Segment Start: Data supplied
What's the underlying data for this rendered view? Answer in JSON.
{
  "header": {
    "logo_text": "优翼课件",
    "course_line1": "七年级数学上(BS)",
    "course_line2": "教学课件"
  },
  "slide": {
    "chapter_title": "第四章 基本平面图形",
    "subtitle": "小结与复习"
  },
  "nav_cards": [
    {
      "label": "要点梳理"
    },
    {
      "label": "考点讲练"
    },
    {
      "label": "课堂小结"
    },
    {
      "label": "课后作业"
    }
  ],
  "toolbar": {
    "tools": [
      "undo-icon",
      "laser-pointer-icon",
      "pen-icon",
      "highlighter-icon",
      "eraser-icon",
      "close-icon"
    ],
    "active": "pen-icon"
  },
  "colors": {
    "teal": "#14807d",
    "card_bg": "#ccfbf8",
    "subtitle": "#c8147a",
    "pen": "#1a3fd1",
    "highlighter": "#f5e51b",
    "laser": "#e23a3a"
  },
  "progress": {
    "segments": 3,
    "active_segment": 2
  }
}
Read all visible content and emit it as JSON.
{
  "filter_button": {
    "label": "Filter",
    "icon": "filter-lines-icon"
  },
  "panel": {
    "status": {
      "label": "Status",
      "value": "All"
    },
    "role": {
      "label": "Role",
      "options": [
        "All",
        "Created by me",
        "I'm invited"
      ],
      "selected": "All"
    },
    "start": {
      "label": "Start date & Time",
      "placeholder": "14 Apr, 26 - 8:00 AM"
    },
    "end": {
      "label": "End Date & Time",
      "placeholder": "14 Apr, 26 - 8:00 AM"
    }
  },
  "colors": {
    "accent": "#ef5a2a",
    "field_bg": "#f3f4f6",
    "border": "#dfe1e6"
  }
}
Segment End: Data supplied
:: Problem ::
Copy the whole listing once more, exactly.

:: Problem solution ::
What's the underlying data for this rendered view? Answer in JSON.
{
  "header": {
    "logo_text": "优翼课件",
    "course_line1": "七年级数学上(BS)",
    "course_line2": "教学课件"
  },
  "slide": {
    "chapter_title": "第四章 基本平面图形",
    "subtitle": "小结与复习"
  },
  "nav_cards": [
    {
      "label": "要点梳理"
    },
    {
      "label": "考点讲练"
    },
    {
      "label": "课堂小结"
    },
    {
      "label": "课后作业"
    }
  ],
  "toolbar": {
    "tools": [
      "undo-icon",
      "laser-pointer-icon",
      "pen-icon",
      "highlighter-icon",
      "eraser-icon",
      "close-icon"
    ],
    "active": "pen-icon"
  },
  "colors": {
    "teal": "#14807d",
    "card_bg": "#ccfbf8",
    "subtitle": "#c8147a",
    "pen": "#1a3fd1",
    "highlighter": "#f5e51b",
    "laser": "#e23a3a"
  },
  "progress": {
    "segments": 3,
    "active_segment": 2
  }
}
Read all visible content and emit it as JSON.
{
  "filter_button": {
    "label": "Filter",
    "icon": "filter-lines-icon"
  },
  "panel": {
    "status": {
      "label": "Status",
      "value": "All"
    },
    "role": {
      "label": "Role",
      "options": [
        "All",
        "Created by me",
        "I'm invited"
      ],
      "selected": "All"
    },
    "start": {
      "label": "Start date & Time",
      "placeholder": "14 Apr, 26 - 8:00 AM"
    },
    "end": {
      "label": "End Date & Time",
      "placeholder": "14 Apr, 26 - 8:00 AM"
    }
  },
  "colors": {
    "accent": "#ef5a2a",
    "field_bg": "#f3f4f6",
    "border": "#dfe1e6"
  }
}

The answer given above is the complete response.